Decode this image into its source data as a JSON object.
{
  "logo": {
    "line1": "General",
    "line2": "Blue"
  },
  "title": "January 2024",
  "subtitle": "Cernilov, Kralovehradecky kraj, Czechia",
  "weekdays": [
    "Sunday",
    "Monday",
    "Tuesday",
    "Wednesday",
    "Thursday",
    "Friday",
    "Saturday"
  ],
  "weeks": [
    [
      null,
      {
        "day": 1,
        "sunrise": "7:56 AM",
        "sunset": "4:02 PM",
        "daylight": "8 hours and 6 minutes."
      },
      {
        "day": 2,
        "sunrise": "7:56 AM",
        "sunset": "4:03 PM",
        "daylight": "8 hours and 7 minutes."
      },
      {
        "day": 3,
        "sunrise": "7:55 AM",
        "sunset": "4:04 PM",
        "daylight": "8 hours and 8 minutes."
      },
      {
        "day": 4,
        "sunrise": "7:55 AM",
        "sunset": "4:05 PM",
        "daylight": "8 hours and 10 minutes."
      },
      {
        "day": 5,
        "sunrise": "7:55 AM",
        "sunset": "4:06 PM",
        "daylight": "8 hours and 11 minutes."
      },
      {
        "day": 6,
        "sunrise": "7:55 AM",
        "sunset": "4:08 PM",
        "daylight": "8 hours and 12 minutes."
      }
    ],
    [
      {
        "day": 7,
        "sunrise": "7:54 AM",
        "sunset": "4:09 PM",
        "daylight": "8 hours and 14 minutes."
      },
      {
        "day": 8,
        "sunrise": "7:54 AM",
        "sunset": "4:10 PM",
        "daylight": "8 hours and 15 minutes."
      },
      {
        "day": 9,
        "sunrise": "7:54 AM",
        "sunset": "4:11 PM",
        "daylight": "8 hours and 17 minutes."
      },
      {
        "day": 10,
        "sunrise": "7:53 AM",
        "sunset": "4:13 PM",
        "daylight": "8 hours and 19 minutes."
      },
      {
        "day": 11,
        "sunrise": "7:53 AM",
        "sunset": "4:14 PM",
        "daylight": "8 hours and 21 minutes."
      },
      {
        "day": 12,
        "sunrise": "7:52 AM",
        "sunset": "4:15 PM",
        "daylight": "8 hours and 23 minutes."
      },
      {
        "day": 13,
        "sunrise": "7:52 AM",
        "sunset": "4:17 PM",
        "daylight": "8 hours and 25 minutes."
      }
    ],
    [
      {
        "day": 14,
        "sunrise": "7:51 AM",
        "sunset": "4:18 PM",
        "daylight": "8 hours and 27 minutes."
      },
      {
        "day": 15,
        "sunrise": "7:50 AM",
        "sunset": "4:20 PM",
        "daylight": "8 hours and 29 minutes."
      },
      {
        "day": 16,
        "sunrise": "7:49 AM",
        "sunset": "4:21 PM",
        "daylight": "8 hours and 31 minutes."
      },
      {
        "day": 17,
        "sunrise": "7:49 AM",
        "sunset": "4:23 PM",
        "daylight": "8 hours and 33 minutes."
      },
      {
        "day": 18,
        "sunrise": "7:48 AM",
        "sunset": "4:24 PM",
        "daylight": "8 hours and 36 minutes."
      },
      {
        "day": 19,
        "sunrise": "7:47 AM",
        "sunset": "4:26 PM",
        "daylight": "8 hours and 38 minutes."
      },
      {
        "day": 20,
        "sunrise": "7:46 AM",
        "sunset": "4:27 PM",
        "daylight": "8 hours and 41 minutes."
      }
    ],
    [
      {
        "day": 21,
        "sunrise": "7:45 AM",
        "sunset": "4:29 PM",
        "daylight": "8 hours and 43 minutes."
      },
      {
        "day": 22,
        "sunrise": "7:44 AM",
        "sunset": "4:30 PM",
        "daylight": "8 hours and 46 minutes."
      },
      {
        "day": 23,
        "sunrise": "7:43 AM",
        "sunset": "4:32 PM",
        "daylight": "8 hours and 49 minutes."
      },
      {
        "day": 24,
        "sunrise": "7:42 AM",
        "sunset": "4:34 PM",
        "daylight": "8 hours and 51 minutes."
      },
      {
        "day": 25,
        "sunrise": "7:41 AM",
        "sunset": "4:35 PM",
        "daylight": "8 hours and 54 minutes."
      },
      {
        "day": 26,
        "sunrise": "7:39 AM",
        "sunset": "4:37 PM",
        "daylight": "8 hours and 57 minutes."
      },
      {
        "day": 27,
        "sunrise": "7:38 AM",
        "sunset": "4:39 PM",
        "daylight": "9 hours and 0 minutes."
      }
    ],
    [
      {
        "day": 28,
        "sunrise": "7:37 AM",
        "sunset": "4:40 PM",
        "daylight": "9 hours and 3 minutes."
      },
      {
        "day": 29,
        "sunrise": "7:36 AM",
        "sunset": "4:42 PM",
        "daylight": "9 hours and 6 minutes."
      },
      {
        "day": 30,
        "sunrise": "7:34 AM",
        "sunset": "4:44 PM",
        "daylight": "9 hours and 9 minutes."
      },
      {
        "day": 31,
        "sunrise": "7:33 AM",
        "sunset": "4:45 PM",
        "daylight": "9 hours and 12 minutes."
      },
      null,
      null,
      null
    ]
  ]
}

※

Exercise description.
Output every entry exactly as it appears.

Your solution.
Decode this image into its source data as a JSON object.
{
  "logo": {
    "line1": "General",
    "line2": "Blue"
  },
  "title": "January 2024",
  "subtitle": "Cernilov, Kralovehradecky kraj, Czechia",
  "weekdays": [
    "Sunday",
    "Monday",
    "Tuesday",
    "Wednesday",
    "Thursday",
    "Friday",
    "Saturday"
  ],
  "weeks": [
    [
      null,
      {
        "day": 1,
        "sunrise": "7:56 AM",
        "sunset": "4:02 PM",
        "daylight": "8 hours and 6 minutes."
      },
      {
        "day": 2,
        "sunrise": "7:56 AM",
        "sunset": "4:03 PM",
        "daylight": "8 hours and 7 minutes."
      },
      {
        "day": 3,
        "sunrise": "7:55 AM",
        "sunset": "4:04 PM",
        "daylight": "8 hours and 8 minutes."
      },
      {
        "day": 4,
        "sunrise": "7:55 AM",
        "sunset": "4:05 PM",
        "daylight": "8 hours and 10 minutes."
      },
      {
        "day": 5,
        "sunrise": "7:55 AM",
        "sunset": "4:06 PM",
        "daylight": "8 hours and 11 minutes."
      },
      {
        "day": 6,
        "sunrise": "7:55 AM",
        "sunset": "4:08 PM",
        "daylight": "8 hours and 12 minutes."
      }
    ],
    [
      {
        "day": 7,
        "sunrise": "7:54 AM",
        "sunset": "4:09 PM",
        "daylight": "8 hours and 14 minutes."
      },
      {
        "day": 8,
        "sunrise": "7:54 AM",
        "sunset": "4:10 PM",
        "daylight": "8 hours and 15 minutes."
      },
      {
        "day": 9,
        "sunrise": "7:54 AM",
        "sunset": "4:11 PM",
        "daylight": "8 hours and 17 minutes."
      },
      {
        "day": 10,
        "sunrise": "7:53 AM",
        "sunset": "4:13 PM",
        "daylight": "8 hours and 19 minutes."
      },
      {
        "day": 11,
        "sunrise": "7:53 AM",
        "sunset": "4:14 PM",
        "daylight": "8 hours and 21 minutes."
      },
      {
        "day": 12,
        "sunrise": "7:52 AM",
        "sunset": "4:15 PM",
        "daylight": "8 hours and 23 minutes."
      },
      {
        "day": 13,
        "sunrise": "7:52 AM",
        "sunset": "4:17 PM",
        "daylight": "8 hours and 25 minutes."
      }
    ],
    [
      {
        "day": 14,
        "sunrise": "7:51 AM",
        "sunset": "4:18 PM",
        "daylight": "8 hours and 27 minutes."
      },
      {
        "day": 15,
        "sunrise": "7:50 AM",
        "sunset": "4:20 PM",
        "daylight": "8 hours and 29 minutes."
      },
      {
        "day": 16,
        "sunrise": "7:49 AM",
        "sunset": "4:21 PM",
        "daylight": "8 hours and 31 minutes."
      },
      {
        "day": 17,
        "sunrise": "7:49 AM",
        "sunset": "4:23 PM",
        "daylight": "8 hours and 33 minutes."
      },
      {
        "day": 18,
        "sunrise": "7:48 AM",
        "sunset": "4:24 PM",
        "daylight": "8 hours and 36 minutes."
      },
      {
        "day": 19,
        "sunrise": "7:47 AM",
        "sunset": "4:26 PM",
        "daylight": "8 hours and 38 minutes."
      },
      {
        "day": 20,
        "sunrise": "7:46 AM",
        "sunset": "4:27 PM",
        "daylight": "8 hours and 41 minutes."
      }
    ],
    [
      {
        "day": 21,
        "sunrise": "7:45 AM",
        "sunset": "4:29 PM",
        "daylight": "8 hours and 43 minutes."
      },
      {
        "day": 22,
        "sunrise": "7:44 AM",
        "sunset": "4:30 PM",
        "daylight": "8 hours and 46 minutes."
      },
      {
        "day": 23,
        "sunrise": "7:43 AM",
        "sunset": "4:32 PM",
        "daylight": "8 hours and 49 minutes."
      },
      {
        "day": 24,
        "sunrise": "7:42 AM",
        "sunset": "4:34 PM",
        "daylight": "8 hours and 51 minutes."
      },
      {
        "day": 25,
        "sunrise": "7:41 AM",
        "sunset": "4:35 PM",
        "daylight": "8 hours and 54 minutes."
      },
      {
        "day": 26,
        "sunrise": "7:39 AM",
        "sunset": "4:37 PM",
        "daylight": "8 hours and 57 minutes."
      },
      {
        "day": 27,
        "sunrise": "7:38 AM",
        "sunset": "4:39 PM",
        "daylight": "9 hours and 0 minutes."
      }
    ],
    [
      {
        "day": 28,
        "sunrise": "7:37 AM",
        "sunset": "4:40 PM",
        "daylight": "9 hours and 3 minutes."
      },
      {
        "day": 29,
        "sunrise": "7:36 AM",
        "sunset": "4:42 PM",
        "daylight": "9 hours and 6 minutes."
      },
      {
        "day": 30,
        "sunrise": "7:34 AM",
        "sunset": "4:44 PM",
        "daylight": "9 hours and 9 minutes."
      },
      {
        "day": 31,
        "sunrise": "7:33 AM",
        "sunset": "4:45 PM",
        "daylight": "9 hours and 12 minutes."
      },
      null,
      null,
      null
    ]
  ]
}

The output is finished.